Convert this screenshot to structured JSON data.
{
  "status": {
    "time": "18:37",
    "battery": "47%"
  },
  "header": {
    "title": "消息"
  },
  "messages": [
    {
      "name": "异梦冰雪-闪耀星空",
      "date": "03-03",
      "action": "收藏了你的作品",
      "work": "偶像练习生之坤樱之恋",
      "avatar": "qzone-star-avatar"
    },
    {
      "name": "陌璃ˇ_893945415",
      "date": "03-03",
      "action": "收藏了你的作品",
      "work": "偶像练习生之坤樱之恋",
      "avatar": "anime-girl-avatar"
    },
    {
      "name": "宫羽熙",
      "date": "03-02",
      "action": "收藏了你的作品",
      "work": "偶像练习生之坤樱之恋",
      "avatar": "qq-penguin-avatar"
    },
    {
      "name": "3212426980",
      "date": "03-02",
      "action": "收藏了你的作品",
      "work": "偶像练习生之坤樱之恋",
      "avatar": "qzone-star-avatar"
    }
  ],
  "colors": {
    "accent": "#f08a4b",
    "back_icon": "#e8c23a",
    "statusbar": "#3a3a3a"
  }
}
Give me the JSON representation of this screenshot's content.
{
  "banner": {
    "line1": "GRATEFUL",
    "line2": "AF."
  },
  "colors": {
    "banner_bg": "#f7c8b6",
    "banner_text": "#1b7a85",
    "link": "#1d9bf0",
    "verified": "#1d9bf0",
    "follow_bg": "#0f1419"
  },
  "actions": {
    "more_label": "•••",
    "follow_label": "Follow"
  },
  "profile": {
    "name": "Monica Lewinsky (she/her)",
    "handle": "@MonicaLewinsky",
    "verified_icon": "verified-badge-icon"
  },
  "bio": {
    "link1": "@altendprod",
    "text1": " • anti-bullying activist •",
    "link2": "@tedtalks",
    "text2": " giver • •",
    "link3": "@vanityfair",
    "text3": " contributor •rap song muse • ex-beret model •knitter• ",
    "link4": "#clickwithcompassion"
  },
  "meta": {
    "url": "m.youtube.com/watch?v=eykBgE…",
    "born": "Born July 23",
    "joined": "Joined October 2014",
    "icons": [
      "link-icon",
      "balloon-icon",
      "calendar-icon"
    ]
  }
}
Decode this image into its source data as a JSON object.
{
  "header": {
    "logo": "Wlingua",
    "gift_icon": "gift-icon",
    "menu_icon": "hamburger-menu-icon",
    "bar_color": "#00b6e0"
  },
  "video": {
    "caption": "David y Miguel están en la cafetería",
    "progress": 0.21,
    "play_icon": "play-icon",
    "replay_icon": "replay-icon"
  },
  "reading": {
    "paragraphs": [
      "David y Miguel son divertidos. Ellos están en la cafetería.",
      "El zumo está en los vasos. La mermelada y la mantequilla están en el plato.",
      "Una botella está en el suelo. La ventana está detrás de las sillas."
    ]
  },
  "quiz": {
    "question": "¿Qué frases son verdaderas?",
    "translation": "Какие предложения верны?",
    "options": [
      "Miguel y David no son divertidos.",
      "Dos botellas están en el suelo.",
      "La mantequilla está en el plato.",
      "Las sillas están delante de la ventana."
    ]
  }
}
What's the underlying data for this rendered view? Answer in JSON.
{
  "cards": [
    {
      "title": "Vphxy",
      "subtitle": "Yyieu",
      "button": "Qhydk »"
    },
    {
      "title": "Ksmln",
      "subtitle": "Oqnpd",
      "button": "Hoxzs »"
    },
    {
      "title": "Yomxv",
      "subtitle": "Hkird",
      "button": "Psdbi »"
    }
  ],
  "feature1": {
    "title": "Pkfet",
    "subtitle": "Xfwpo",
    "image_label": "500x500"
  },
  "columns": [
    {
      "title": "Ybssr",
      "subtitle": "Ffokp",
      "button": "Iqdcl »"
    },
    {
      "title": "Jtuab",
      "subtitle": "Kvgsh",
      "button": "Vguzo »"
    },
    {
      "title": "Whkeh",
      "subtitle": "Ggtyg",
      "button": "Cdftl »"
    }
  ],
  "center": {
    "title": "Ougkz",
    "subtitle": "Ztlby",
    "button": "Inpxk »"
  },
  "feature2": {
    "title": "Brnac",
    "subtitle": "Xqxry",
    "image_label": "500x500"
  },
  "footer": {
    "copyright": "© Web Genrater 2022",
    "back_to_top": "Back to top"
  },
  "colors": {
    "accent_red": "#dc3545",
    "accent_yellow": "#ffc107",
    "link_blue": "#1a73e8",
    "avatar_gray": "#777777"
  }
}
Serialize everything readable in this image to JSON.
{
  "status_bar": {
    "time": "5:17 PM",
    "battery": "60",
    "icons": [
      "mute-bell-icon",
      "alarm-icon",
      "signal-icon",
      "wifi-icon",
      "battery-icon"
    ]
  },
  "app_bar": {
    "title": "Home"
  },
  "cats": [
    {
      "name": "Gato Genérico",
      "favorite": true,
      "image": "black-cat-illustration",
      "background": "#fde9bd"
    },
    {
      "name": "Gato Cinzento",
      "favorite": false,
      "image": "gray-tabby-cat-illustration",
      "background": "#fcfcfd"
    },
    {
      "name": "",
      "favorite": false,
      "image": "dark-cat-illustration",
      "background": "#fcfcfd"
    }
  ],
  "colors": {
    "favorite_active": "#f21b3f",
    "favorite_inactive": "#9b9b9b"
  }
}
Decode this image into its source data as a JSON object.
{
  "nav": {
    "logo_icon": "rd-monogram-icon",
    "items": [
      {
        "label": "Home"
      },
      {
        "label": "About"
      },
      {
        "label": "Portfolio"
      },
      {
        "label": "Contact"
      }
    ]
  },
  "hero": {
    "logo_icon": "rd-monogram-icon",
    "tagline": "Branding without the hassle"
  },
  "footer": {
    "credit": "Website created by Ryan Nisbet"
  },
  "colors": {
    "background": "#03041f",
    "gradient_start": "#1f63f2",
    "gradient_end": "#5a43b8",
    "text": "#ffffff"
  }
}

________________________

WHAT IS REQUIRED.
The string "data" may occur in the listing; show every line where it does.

EXERCISE ANSWER.
Convert this screenshot to structured JSON data.
Decode this image into its source data as a JSON object.
What's the underlying data for this rendered view? Answer in JSON.
Decode this image into its source data as a JSON object.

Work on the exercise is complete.